### Required work
Please copy each line of the records below that holds the word "Control".

Items from an interface collection
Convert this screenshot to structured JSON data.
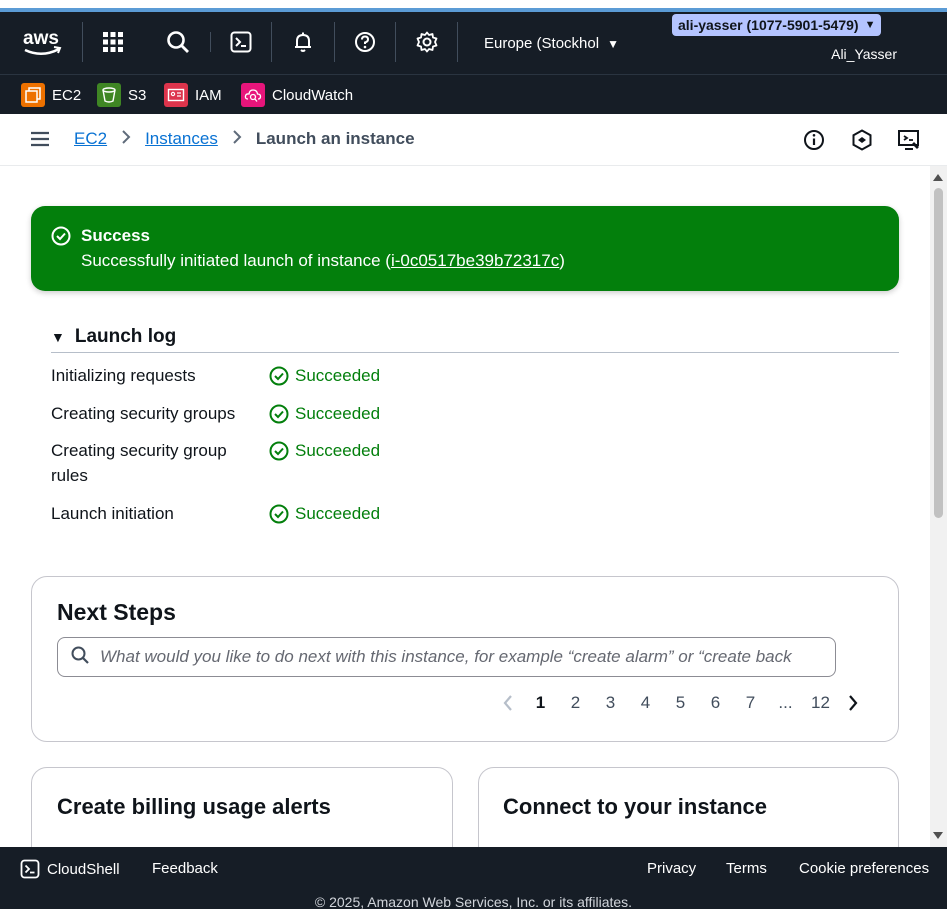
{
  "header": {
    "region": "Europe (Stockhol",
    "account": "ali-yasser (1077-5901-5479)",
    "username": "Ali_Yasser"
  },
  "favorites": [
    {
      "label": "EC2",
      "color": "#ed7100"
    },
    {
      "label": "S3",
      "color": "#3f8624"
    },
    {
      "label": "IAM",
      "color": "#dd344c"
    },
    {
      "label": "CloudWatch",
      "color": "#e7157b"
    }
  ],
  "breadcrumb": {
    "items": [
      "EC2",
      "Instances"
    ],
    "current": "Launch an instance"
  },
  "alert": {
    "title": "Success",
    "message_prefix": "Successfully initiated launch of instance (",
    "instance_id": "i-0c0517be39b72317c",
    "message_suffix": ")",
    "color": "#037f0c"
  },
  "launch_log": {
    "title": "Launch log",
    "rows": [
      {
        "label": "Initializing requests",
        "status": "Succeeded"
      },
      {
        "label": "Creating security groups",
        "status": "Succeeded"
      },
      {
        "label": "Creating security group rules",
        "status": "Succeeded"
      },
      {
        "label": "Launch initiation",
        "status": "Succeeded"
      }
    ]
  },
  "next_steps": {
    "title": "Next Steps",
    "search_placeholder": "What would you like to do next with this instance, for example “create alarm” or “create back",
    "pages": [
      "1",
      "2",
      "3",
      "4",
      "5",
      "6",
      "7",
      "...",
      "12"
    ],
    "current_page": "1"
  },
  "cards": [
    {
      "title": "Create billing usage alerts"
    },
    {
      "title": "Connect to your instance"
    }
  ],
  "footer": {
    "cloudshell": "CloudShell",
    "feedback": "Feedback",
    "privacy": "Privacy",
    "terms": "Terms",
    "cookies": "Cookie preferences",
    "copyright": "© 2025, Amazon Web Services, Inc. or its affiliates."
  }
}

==

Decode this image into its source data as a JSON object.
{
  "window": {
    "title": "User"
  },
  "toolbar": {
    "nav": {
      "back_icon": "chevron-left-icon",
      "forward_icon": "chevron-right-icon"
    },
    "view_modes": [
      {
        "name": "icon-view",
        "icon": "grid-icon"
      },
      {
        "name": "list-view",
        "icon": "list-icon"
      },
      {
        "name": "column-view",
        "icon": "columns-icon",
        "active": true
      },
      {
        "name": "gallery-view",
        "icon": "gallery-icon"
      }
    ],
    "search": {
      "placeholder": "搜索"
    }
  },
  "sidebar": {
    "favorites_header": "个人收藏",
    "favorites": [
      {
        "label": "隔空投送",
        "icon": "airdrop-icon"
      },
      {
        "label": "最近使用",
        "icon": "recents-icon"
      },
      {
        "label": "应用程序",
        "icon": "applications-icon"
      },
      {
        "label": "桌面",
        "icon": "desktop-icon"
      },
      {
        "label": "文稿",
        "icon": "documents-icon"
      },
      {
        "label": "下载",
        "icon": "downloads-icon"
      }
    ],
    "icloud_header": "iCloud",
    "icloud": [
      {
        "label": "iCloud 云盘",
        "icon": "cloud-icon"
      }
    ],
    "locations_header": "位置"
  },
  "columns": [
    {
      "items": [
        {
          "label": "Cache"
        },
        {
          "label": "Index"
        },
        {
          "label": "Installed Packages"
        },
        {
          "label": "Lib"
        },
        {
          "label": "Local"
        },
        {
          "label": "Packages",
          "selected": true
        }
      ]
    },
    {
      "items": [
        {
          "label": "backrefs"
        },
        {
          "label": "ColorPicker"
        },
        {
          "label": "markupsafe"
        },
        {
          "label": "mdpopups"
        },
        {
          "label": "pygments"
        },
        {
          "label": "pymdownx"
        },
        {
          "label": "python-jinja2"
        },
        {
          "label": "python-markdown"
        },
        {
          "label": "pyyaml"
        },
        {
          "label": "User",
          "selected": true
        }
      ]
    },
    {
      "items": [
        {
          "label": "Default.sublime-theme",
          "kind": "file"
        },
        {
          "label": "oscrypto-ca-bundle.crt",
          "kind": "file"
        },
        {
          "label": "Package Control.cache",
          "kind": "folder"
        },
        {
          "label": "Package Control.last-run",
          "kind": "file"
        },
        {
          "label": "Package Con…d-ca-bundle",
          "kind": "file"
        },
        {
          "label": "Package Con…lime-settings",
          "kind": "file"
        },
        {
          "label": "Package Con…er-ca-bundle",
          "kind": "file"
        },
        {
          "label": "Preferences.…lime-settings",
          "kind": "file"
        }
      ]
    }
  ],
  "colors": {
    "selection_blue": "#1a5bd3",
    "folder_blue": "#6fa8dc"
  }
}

### Answer for the task
          "label": "Package Control.cache",
          "label": "Package Control.last-run",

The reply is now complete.